## [Exercise brief]
I would like you to output every record below exactly, apart from the pictures.

## [Data provided]
+ + + + + + +

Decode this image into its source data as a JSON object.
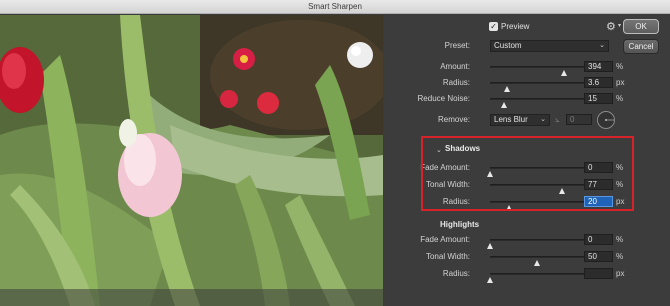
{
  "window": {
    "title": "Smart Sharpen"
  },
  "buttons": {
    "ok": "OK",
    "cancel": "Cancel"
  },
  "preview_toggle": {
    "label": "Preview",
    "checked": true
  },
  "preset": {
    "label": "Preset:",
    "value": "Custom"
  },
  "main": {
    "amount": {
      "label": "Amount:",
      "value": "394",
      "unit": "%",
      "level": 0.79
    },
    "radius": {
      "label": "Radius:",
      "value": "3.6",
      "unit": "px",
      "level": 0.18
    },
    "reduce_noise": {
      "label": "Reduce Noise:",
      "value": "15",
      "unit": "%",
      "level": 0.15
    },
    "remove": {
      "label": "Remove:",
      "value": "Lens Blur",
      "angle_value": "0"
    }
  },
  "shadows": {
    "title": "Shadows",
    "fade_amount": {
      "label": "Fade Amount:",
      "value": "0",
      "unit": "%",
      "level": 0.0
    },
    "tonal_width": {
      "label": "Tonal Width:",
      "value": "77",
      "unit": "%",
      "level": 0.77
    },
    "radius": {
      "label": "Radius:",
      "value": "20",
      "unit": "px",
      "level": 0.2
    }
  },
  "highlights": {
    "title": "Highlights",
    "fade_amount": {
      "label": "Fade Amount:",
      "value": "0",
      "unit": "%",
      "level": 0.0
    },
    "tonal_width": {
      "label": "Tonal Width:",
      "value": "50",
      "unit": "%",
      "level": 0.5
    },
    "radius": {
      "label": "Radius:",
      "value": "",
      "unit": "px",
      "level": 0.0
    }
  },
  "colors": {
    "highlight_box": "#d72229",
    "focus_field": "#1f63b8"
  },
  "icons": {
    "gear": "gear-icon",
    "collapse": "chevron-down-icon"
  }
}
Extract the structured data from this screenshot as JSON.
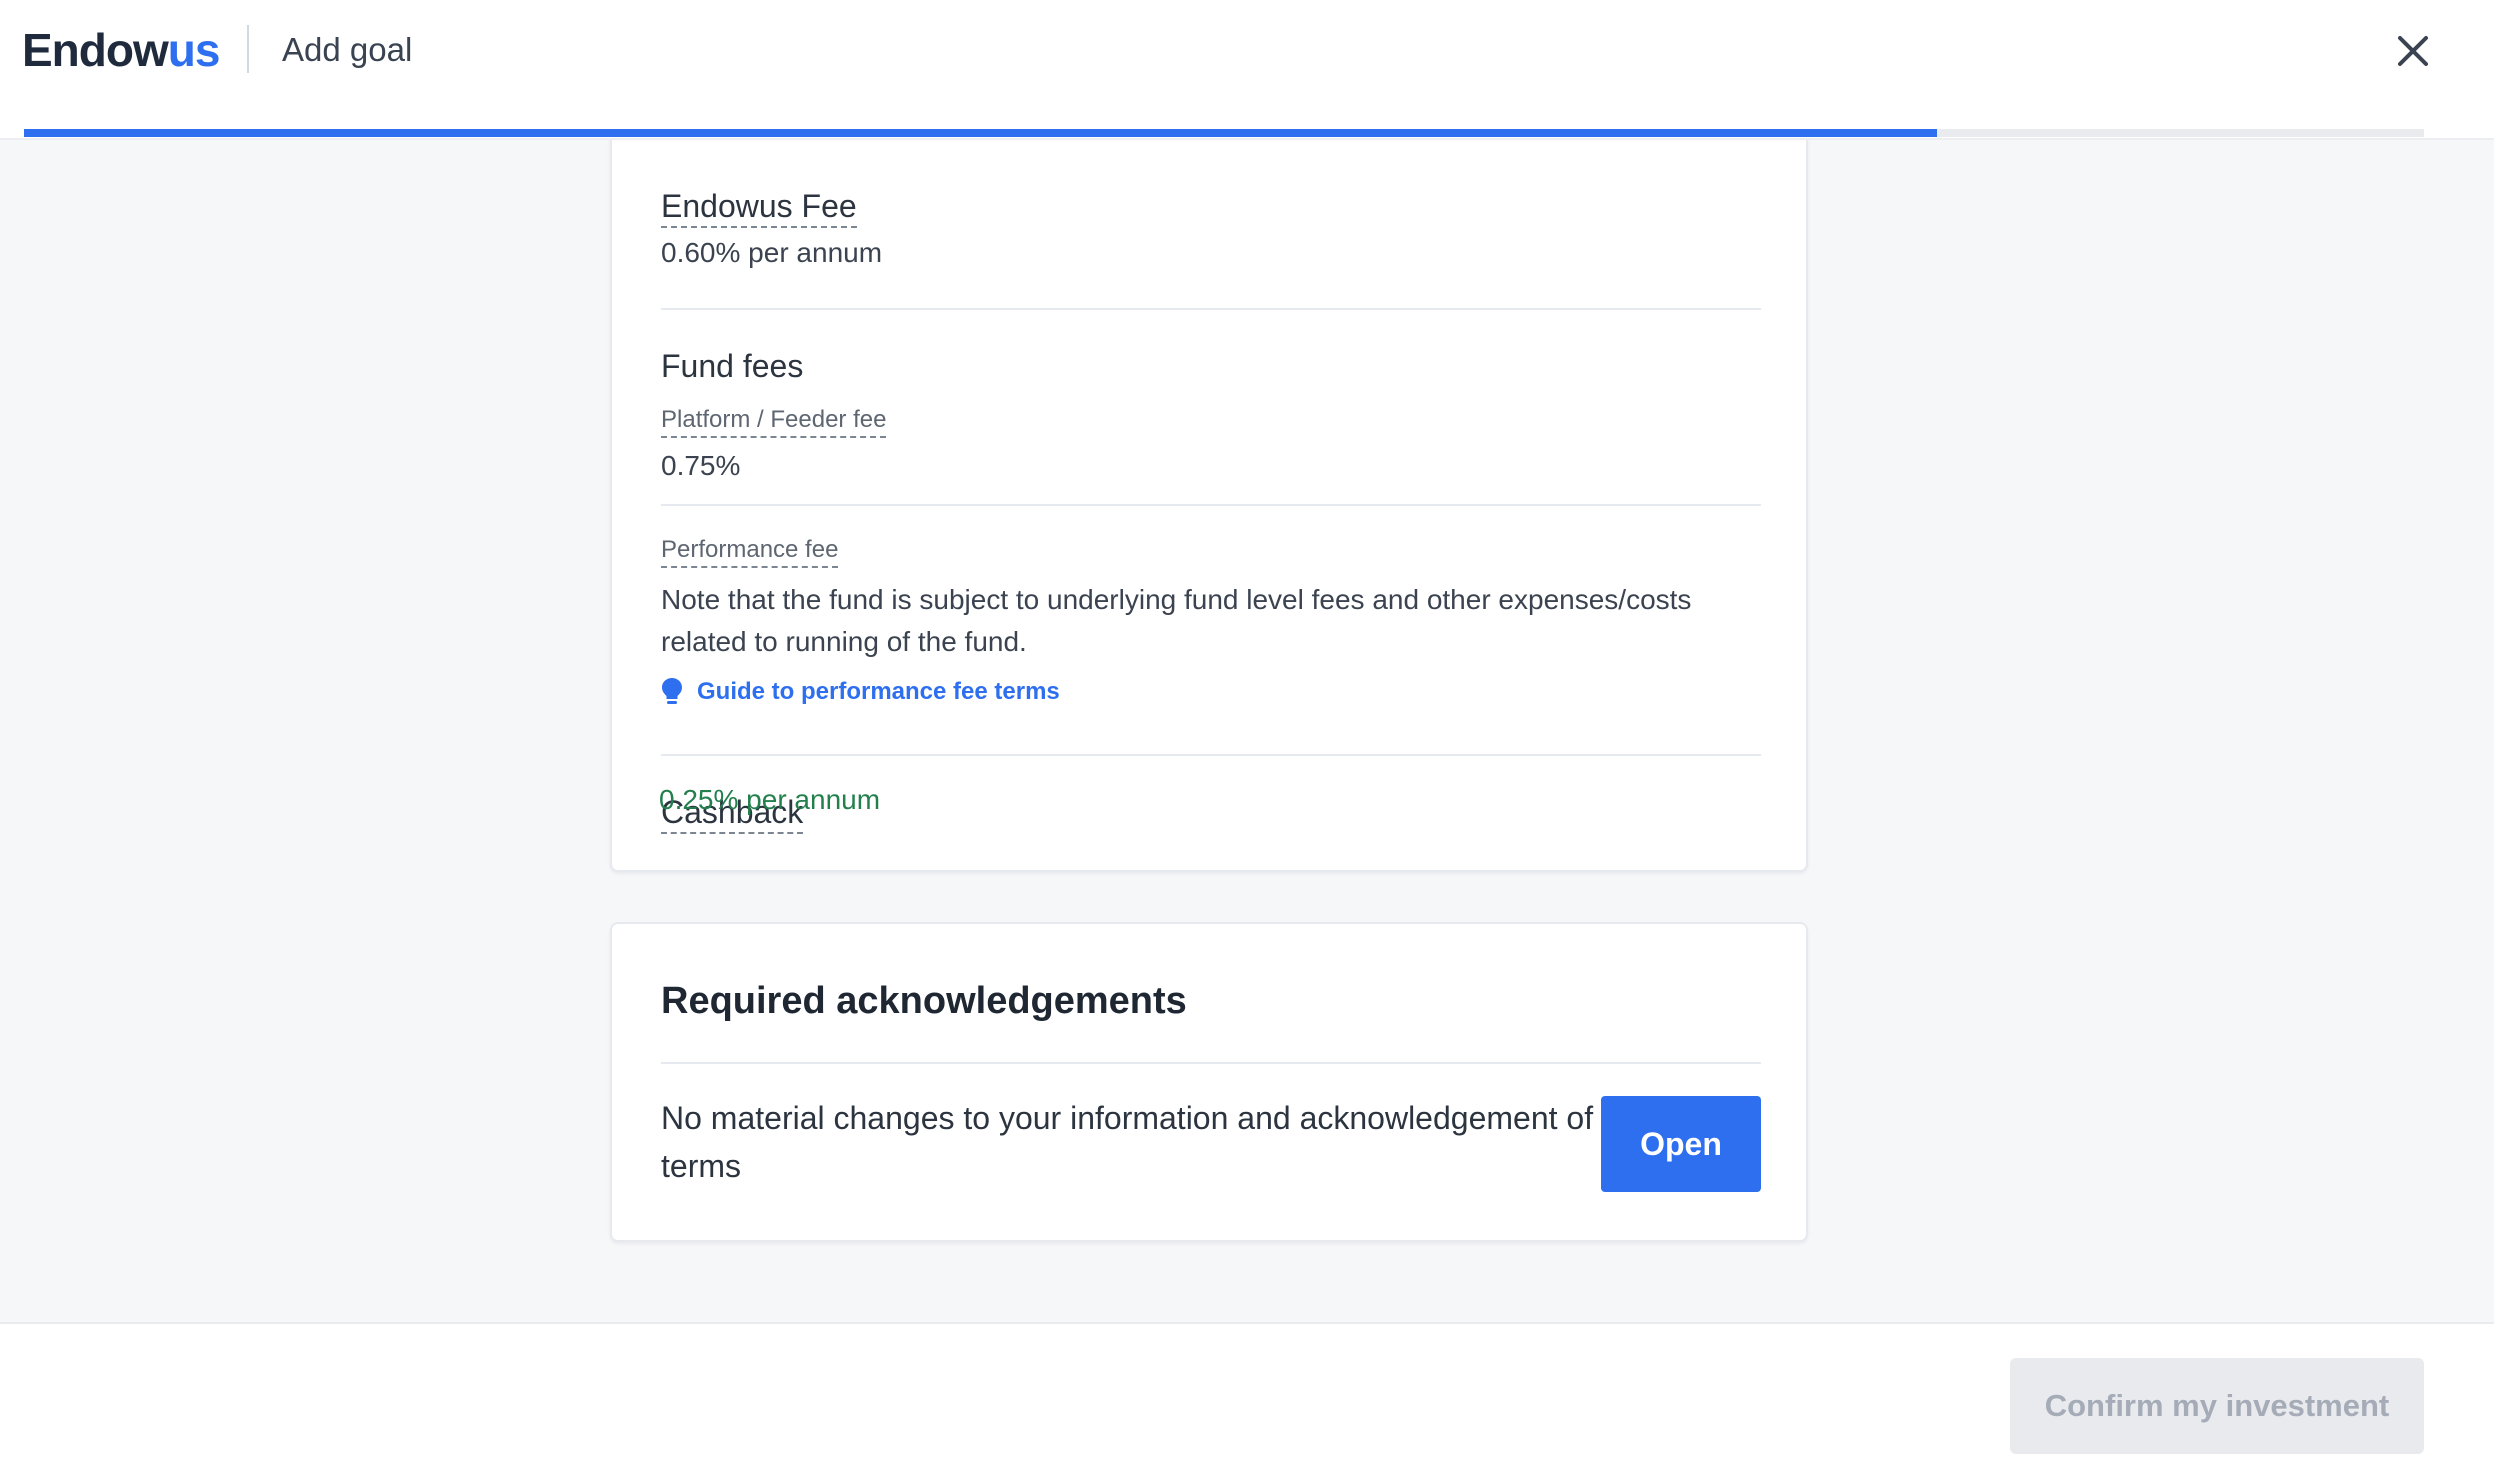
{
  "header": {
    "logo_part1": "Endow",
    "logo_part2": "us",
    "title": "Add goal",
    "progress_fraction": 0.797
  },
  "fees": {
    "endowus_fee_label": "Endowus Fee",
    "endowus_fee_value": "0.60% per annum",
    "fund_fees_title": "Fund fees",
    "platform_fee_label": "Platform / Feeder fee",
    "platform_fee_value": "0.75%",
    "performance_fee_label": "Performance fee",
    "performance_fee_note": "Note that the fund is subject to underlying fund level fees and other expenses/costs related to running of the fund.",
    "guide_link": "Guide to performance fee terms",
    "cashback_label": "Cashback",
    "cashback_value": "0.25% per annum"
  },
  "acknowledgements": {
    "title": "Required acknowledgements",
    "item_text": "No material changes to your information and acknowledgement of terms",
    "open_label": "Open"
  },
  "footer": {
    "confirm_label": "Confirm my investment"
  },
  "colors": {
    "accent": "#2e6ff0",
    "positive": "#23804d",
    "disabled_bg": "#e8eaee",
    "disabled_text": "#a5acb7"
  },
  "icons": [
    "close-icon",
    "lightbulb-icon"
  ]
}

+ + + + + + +

## [Your solution]
Decode this image into its source data as a JSON object.
{
  "window": {
    "title": "Smart Sharpen"
  },
  "buttons": {
    "ok": "OK",
    "cancel": "Cancel"
  },
  "preview_toggle": {
    "label": "Preview",
    "checked": true
  },
  "preset": {
    "label": "Preset:",
    "value": "Custom"
  },
  "main": {
    "amount": {
      "label": "Amount:",
      "value": "394",
      "unit": "%",
      "level": 0.79
    },
    "radius": {
      "label": "Radius:",
      "value": "3.6",
      "unit": "px",
      "level": 0.18
    },
    "reduce_noise": {
      "label": "Reduce Noise:",
      "value": "15",
      "unit": "%",
      "level": 0.15
    },
    "remove": {
      "label": "Remove:",
      "value": "Lens Blur",
      "angle_value": "0"
    }
  },
  "shadows": {
    "title": "Shadows",
    "fade_amount": {
      "label": "Fade Amount:",
      "value": "0",
      "unit": "%",
      "level": 0.0
    },
    "tonal_width": {
      "label": "Tonal Width:",
      "value": "77",
      "unit": "%",
      "level": 0.77
    },
    "radius": {
      "label": "Radius:",
      "value": "20",
      "unit": "px",
      "level": 0.2
    }
  },
  "highlights": {
    "title": "Highlights",
    "fade_amount": {
      "label": "Fade Amount:",
      "value": "0",
      "unit": "%",
      "level": 0.0
    },
    "tonal_width": {
      "label": "Tonal Width:",
      "value": "50",
      "unit": "%",
      "level": 0.5
    },
    "radius": {
      "label": "Radius:",
      "value": "",
      "unit": "px",
      "level": 0.0
    }
  },
  "colors": {
    "highlight_box": "#d72229",
    "focus_field": "#1f63b8"
  },
  "icons": {
    "gear": "gear-icon",
    "collapse": "chevron-down-icon"
  }
}
Extract the structured data from this screenshot as JSON.
{
  "header": {
    "logo_part1": "Endow",
    "logo_part2": "us",
    "title": "Add goal",
    "progress_fraction": 0.797
  },
  "fees": {
    "endowus_fee_label": "Endowus Fee",
    "endowus_fee_value": "0.60% per annum",
    "fund_fees_title": "Fund fees",
    "platform_fee_label": "Platform / Feeder fee",
    "platform_fee_value": "0.75%",
    "performance_fee_label": "Performance fee",
    "performance_fee_note": "Note that the fund is subject to underlying fund level fees and other expenses/costs related to running of the fund.",
    "guide_link": "Guide to performance fee terms",
    "cashback_label": "Cashback",
    "cashback_value": "0.25% per annum"
  },
  "acknowledgements": {
    "title": "Required acknowledgements",
    "item_text": "No material changes to your information and acknowledgement of terms",
    "open_label": "Open"
  },
  "footer": {
    "confirm_label": "Confirm my investment"
  },
  "colors": {
    "accent": "#2e6ff0",
    "positive": "#23804d",
    "disabled_bg": "#e8eaee",
    "disabled_text": "#a5acb7"
  },
  "icons": [
    "close-icon",
    "lightbulb-icon"
  ]
}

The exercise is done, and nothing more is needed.